(Saved data entries)
►

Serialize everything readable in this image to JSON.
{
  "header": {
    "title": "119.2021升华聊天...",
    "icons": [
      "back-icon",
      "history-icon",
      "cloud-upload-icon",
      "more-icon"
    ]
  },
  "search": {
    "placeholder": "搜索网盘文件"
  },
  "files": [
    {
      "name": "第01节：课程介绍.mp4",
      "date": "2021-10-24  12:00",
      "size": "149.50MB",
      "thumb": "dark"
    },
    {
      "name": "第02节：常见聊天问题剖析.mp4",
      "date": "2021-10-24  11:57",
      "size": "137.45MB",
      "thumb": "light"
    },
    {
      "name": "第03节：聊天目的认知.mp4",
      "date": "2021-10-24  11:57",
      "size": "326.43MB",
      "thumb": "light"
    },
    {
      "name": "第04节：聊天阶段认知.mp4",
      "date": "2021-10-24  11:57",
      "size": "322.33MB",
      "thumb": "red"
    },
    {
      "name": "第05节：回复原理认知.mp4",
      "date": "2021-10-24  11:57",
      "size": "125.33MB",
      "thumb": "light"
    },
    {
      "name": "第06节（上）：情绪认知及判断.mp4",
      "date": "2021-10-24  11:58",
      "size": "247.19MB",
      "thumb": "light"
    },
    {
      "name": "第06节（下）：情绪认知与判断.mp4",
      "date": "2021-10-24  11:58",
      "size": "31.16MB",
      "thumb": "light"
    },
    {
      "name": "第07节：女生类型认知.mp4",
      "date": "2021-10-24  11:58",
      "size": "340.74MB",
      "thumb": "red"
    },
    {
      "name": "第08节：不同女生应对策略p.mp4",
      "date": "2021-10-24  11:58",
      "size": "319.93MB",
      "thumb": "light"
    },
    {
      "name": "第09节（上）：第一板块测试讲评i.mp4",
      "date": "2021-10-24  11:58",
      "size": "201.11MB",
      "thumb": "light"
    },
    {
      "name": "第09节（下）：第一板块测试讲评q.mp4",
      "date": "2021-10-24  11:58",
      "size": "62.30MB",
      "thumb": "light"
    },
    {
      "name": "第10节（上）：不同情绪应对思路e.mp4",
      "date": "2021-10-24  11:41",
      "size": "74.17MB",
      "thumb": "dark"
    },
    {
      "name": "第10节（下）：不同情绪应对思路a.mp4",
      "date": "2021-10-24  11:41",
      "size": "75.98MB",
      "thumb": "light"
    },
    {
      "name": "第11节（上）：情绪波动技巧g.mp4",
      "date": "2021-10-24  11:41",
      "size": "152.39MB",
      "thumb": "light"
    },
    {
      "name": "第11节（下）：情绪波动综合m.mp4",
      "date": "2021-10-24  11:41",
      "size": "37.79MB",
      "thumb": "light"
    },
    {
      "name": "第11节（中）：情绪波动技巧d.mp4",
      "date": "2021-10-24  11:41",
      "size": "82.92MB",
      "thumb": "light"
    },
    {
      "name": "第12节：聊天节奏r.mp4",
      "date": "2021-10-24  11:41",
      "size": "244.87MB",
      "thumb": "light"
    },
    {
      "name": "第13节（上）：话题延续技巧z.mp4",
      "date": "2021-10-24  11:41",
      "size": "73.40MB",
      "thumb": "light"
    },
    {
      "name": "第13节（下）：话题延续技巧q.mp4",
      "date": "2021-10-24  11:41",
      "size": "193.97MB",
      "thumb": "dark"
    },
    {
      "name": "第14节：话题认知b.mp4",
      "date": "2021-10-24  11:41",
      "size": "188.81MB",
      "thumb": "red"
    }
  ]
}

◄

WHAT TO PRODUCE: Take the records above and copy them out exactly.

WRITTEN RESPONSE:
Serialize everything readable in this image to JSON.
{
  "header": {
    "title": "119.2021升华聊天...",
    "icons": [
      "back-icon",
      "history-icon",
      "cloud-upload-icon",
      "more-icon"
    ]
  },
  "search": {
    "placeholder": "搜索网盘文件"
  },
  "files": [
    {
      "name": "第01节：课程介绍.mp4",
      "date": "2021-10-24  12:00",
      "size": "149.50MB",
      "thumb": "dark"
    },
    {
      "name": "第02节：常见聊天问题剖析.mp4",
      "date": "2021-10-24  11:57",
      "size": "137.45MB",
      "thumb": "light"
    },
    {
      "name": "第03节：聊天目的认知.mp4",
      "date": "2021-10-24  11:57",
      "size": "326.43MB",
      "thumb": "light"
    },
    {
      "name": "第04节：聊天阶段认知.mp4",
      "date": "2021-10-24  11:57",
      "size": "322.33MB",
      "thumb": "red"
    },
    {
      "name": "第05节：回复原理认知.mp4",
      "date": "2021-10-24  11:57",
      "size": "125.33MB",
      "thumb": "light"
    },
    {
      "name": "第06节（上）：情绪认知及判断.mp4",
      "date": "2021-10-24  11:58",
      "size": "247.19MB",
      "thumb": "light"
    },
    {
      "name": "第06节（下）：情绪认知与判断.mp4",
      "date": "2021-10-24  11:58",
      "size": "31.16MB",
      "thumb": "light"
    },
    {
      "name": "第07节：女生类型认知.mp4",
      "date": "2021-10-24  11:58",
      "size": "340.74MB",
      "thumb": "red"
    },
    {
      "name": "第08节：不同女生应对策略p.mp4",
      "date": "2021-10-24  11:58",
      "size": "319.93MB",
      "thumb": "light"
    },
    {
      "name": "第09节（上）：第一板块测试讲评i.mp4",
      "date": "2021-10-24  11:58",
      "size": "201.11MB",
      "thumb": "light"
    },
    {
      "name": "第09节（下）：第一板块测试讲评q.mp4",
      "date": "2021-10-24  11:58",
      "size": "62.30MB",
      "thumb": "light"
    },
    {
      "name": "第10节（上）：不同情绪应对思路e.mp4",
      "date": "2021-10-24  11:41",
      "size": "74.17MB",
      "thumb": "dark"
    },
    {
      "name": "第10节（下）：不同情绪应对思路a.mp4",
      "date": "2021-10-24  11:41",
      "size": "75.98MB",
      "thumb": "light"
    },
    {
      "name": "第11节（上）：情绪波动技巧g.mp4",
      "date": "2021-10-24  11:41",
      "size": "152.39MB",
      "thumb": "light"
    },
    {
      "name": "第11节（下）：情绪波动综合m.mp4",
      "date": "2021-10-24  11:41",
      "size": "37.79MB",
      "thumb": "light"
    },
    {
      "name": "第11节（中）：情绪波动技巧d.mp4",
      "date": "2021-10-24  11:41",
      "size": "82.92MB",
      "thumb": "light"
    },
    {
      "name": "第12节：聊天节奏r.mp4",
      "date": "2021-10-24  11:41",
      "size": "244.87MB",
      "thumb": "light"
    },
    {
      "name": "第13节（上）：话题延续技巧z.mp4",
      "date": "2021-10-24  11:41",
      "size": "73.40MB",
      "thumb": "light"
    },
    {
      "name": "第13节（下）：话题延续技巧q.mp4",
      "date": "2021-10-24  11:41",
      "size": "193.97MB",
      "thumb": "dark"
    },
    {
      "name": "第14节：话题认知b.mp4",
      "date": "2021-10-24  11:41",
      "size": "188.81MB",
      "thumb": "red"
    }
  ]
}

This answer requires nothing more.